- Task goal
Extract all of the entries and give them again, word for word.
------------------------------------
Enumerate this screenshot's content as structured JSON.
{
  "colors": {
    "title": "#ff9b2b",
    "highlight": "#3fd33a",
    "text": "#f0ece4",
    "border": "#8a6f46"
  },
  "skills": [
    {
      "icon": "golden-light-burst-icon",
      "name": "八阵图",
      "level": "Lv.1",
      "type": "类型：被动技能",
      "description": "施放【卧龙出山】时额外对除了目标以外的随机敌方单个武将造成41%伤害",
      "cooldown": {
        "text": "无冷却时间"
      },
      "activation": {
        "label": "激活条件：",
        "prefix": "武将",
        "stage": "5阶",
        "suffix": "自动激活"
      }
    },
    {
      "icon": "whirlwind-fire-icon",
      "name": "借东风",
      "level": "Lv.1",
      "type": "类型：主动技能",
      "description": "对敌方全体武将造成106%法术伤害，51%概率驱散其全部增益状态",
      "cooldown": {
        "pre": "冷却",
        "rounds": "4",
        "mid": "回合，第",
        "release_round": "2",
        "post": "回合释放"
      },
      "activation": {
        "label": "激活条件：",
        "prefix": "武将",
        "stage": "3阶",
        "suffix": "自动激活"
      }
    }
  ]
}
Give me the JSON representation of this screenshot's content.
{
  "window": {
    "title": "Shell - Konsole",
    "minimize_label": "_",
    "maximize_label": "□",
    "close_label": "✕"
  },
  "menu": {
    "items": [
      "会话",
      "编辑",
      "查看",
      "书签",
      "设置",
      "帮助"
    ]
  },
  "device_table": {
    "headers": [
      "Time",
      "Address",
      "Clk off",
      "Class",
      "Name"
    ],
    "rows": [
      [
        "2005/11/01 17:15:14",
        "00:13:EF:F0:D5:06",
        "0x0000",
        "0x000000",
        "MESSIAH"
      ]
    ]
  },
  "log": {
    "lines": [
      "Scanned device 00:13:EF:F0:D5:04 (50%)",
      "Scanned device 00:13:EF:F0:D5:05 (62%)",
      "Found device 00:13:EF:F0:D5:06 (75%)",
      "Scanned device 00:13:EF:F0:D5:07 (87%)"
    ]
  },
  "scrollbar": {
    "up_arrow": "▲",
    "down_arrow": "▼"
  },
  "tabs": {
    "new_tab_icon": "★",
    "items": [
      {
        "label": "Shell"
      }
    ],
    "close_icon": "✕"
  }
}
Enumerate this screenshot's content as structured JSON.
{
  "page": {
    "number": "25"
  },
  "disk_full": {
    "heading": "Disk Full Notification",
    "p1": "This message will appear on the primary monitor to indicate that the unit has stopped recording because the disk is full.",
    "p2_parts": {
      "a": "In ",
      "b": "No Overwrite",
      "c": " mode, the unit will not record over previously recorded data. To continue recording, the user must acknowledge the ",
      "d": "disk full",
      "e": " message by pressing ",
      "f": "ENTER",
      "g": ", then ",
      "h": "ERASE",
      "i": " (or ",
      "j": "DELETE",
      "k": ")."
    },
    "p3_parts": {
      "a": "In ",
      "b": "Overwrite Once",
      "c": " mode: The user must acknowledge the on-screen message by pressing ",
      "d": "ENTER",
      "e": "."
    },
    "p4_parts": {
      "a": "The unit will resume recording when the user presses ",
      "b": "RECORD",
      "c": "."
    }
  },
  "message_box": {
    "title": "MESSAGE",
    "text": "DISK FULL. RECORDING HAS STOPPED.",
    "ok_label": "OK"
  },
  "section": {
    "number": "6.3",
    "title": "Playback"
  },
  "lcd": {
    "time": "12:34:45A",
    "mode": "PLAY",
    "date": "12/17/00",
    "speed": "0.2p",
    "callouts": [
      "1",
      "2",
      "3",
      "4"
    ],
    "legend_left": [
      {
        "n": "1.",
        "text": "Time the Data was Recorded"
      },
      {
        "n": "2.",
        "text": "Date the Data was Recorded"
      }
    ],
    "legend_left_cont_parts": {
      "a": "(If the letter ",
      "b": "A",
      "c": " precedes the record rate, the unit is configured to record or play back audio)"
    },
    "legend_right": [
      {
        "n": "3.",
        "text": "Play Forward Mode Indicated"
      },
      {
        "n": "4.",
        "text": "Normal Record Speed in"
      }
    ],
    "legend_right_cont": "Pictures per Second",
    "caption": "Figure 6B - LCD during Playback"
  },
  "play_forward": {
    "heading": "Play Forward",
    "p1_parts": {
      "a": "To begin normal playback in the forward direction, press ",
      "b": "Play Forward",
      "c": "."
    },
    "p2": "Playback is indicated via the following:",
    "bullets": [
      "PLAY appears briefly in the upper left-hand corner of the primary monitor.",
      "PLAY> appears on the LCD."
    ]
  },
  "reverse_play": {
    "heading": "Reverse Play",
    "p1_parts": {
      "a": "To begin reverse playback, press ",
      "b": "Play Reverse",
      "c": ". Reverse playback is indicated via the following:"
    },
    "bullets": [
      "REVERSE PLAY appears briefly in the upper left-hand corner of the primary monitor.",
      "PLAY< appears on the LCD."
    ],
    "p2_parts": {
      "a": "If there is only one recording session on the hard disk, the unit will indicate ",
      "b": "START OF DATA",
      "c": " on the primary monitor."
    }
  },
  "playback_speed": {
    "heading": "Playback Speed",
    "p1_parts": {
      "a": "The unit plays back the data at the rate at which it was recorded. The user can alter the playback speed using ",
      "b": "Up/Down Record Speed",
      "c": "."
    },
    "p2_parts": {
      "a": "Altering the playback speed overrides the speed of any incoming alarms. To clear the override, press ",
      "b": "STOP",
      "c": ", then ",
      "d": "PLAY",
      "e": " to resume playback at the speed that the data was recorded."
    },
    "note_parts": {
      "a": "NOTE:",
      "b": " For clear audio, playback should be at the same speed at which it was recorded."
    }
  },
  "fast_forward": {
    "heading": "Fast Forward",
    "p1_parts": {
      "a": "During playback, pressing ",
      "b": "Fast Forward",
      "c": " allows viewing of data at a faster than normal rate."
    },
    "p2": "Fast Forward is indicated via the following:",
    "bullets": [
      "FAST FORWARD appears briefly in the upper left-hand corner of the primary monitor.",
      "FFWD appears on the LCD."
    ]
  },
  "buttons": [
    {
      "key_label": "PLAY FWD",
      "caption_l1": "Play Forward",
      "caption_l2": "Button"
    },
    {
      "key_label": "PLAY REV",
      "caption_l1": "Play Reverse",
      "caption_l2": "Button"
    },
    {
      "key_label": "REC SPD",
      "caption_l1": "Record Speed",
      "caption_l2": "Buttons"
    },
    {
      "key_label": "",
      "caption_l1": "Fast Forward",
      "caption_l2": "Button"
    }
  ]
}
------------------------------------
- Solution
Enumerate this screenshot's content as structured JSON.
{
  "colors": {
    "title": "#ff9b2b",
    "highlight": "#3fd33a",
    "text": "#f0ece4",
    "border": "#8a6f46"
  },
  "skills": [
    {
      "icon": "golden-light-burst-icon",
      "name": "八阵图",
      "level": "Lv.1",
      "type": "类型：被动技能",
      "description": "施放【卧龙出山】时额外对除了目标以外的随机敌方单个武将造成41%伤害",
      "cooldown": {
        "text": "无冷却时间"
      },
      "activation": {
        "label": "激活条件：",
        "prefix": "武将",
        "stage": "5阶",
        "suffix": "自动激活"
      }
    },
    {
      "icon": "whirlwind-fire-icon",
      "name": "借东风",
      "level": "Lv.1",
      "type": "类型：主动技能",
      "description": "对敌方全体武将造成106%法术伤害，51%概率驱散其全部增益状态",
      "cooldown": {
        "pre": "冷却",
        "rounds": "4",
        "mid": "回合，第",
        "release_round": "2",
        "post": "回合释放"
      },
      "activation": {
        "label": "激活条件：",
        "prefix": "武将",
        "stage": "3阶",
        "suffix": "自动激活"
      }
    }
  ]
}
Give me the JSON representation of this screenshot's content.
{
  "window": {
    "title": "Shell - Konsole",
    "minimize_label": "_",
    "maximize_label": "□",
    "close_label": "✕"
  },
  "menu": {
    "items": [
      "会话",
      "编辑",
      "查看",
      "书签",
      "设置",
      "帮助"
    ]
  },
  "device_table": {
    "headers": [
      "Time",
      "Address",
      "Clk off",
      "Class",
      "Name"
    ],
    "rows": [
      [
        "2005/11/01 17:15:14",
        "00:13:EF:F0:D5:06",
        "0x0000",
        "0x000000",
        "MESSIAH"
      ]
    ]
  },
  "log": {
    "lines": [
      "Scanned device 00:13:EF:F0:D5:04 (50%)",
      "Scanned device 00:13:EF:F0:D5:05 (62%)",
      "Found device 00:13:EF:F0:D5:06 (75%)",
      "Scanned device 00:13:EF:F0:D5:07 (87%)"
    ]
  },
  "scrollbar": {
    "up_arrow": "▲",
    "down_arrow": "▼"
  },
  "tabs": {
    "new_tab_icon": "★",
    "items": [
      {
        "label": "Shell"
      }
    ],
    "close_icon": "✕"
  }
}
Enumerate this screenshot's content as structured JSON.
{
  "page": {
    "number": "25"
  },
  "disk_full": {
    "heading": "Disk Full Notification",
    "p1": "This message will appear on the primary monitor to indicate that the unit has stopped recording because the disk is full.",
    "p2_parts": {
      "a": "In ",
      "b": "No Overwrite",
      "c": " mode, the unit will not record over previously recorded data. To continue recording, the user must acknowledge the ",
      "d": "disk full",
      "e": " message by pressing ",
      "f": "ENTER",
      "g": ", then ",
      "h": "ERASE",
      "i": " (or ",
      "j": "DELETE",
      "k": ")."
    },
    "p3_parts": {
      "a": "In ",
      "b": "Overwrite Once",
      "c": " mode: The user must acknowledge the on-screen message by pressing ",
      "d": "ENTER",
      "e": "."
    },
    "p4_parts": {
      "a": "The unit will resume recording when the user presses ",
      "b": "RECORD",
      "c": "."
    }
  },
  "message_box": {
    "title": "MESSAGE",
    "text": "DISK FULL. RECORDING HAS STOPPED.",
    "ok_label": "OK"
  },
  "section": {
    "number": "6.3",
    "title": "Playback"
  },
  "lcd": {
    "time": "12:34:45A",
    "mode": "PLAY",
    "date": "12/17/00",
    "speed": "0.2p",
    "callouts": [
      "1",
      "2",
      "3",
      "4"
    ],
    "legend_left": [
      {
        "n": "1.",
        "text": "Time the Data was Recorded"
      },
      {
        "n": "2.",
        "text": "Date the Data was Recorded"
      }
    ],
    "legend_left_cont_parts": {
      "a": "(If the letter ",
      "b": "A",
      "c": " precedes the record rate, the unit is configured to record or play back audio)"
    },
    "legend_right": [
      {
        "n": "3.",
        "text": "Play Forward Mode Indicated"
      },
      {
        "n": "4.",
        "text": "Normal Record Speed in"
      }
    ],
    "legend_right_cont": "Pictures per Second",
    "caption": "Figure 6B - LCD during Playback"
  },
  "play_forward": {
    "heading": "Play Forward",
    "p1_parts": {
      "a": "To begin normal playback in the forward direction, press ",
      "b": "Play Forward",
      "c": "."
    },
    "p2": "Playback is indicated via the following:",
    "bullets": [
      "PLAY appears briefly in the upper left-hand corner of the primary monitor.",
      "PLAY> appears on the LCD."
    ]
  },
  "reverse_play": {
    "heading": "Reverse Play",
    "p1_parts": {
      "a": "To begin reverse playback, press ",
      "b": "Play Reverse",
      "c": ". Reverse playback is indicated via the following:"
    },
    "bullets": [
      "REVERSE PLAY appears briefly in the upper left-hand corner of the primary monitor.",
      "PLAY< appears on the LCD."
    ],
    "p2_parts": {
      "a": "If there is only one recording session on the hard disk, the unit will indicate ",
      "b": "START OF DATA",
      "c": " on the primary monitor."
    }
  },
  "playback_speed": {
    "heading": "Playback Speed",
    "p1_parts": {
      "a": "The unit plays back the data at the rate at which it was recorded. The user can alter the playback speed using ",
      "b": "Up/Down Record Speed",
      "c": "."
    },
    "p2_parts": {
      "a": "Altering the playback speed overrides the speed of any incoming alarms. To clear the override, press ",
      "b": "STOP",
      "c": ", then ",
      "d": "PLAY",
      "e": " to resume playback at the speed that the data was recorded."
    },
    "note_parts": {
      "a": "NOTE:",
      "b": " For clear audio, playback should be at the same speed at which it was recorded."
    }
  },
  "fast_forward": {
    "heading": "Fast Forward",
    "p1_parts": {
      "a": "During playback, pressing ",
      "b": "Fast Forward",
      "c": " allows viewing of data at a faster than normal rate."
    },
    "p2": "Fast Forward is indicated via the following:",
    "bullets": [
      "FAST FORWARD appears briefly in the upper left-hand corner of the primary monitor.",
      "FFWD appears on the LCD."
    ]
  },
  "buttons": [
    {
      "key_label": "PLAY FWD",
      "caption_l1": "Play Forward",
      "caption_l2": "Button"
    },
    {
      "key_label": "PLAY REV",
      "caption_l1": "Play Reverse",
      "caption_l2": "Button"
    },
    {
      "key_label": "REC SPD",
      "caption_l1": "Record Speed",
      "caption_l2": "Buttons"
    },
    {
      "key_label": "",
      "caption_l1": "Fast Forward",
      "caption_l2": "Button"
    }
  ]
}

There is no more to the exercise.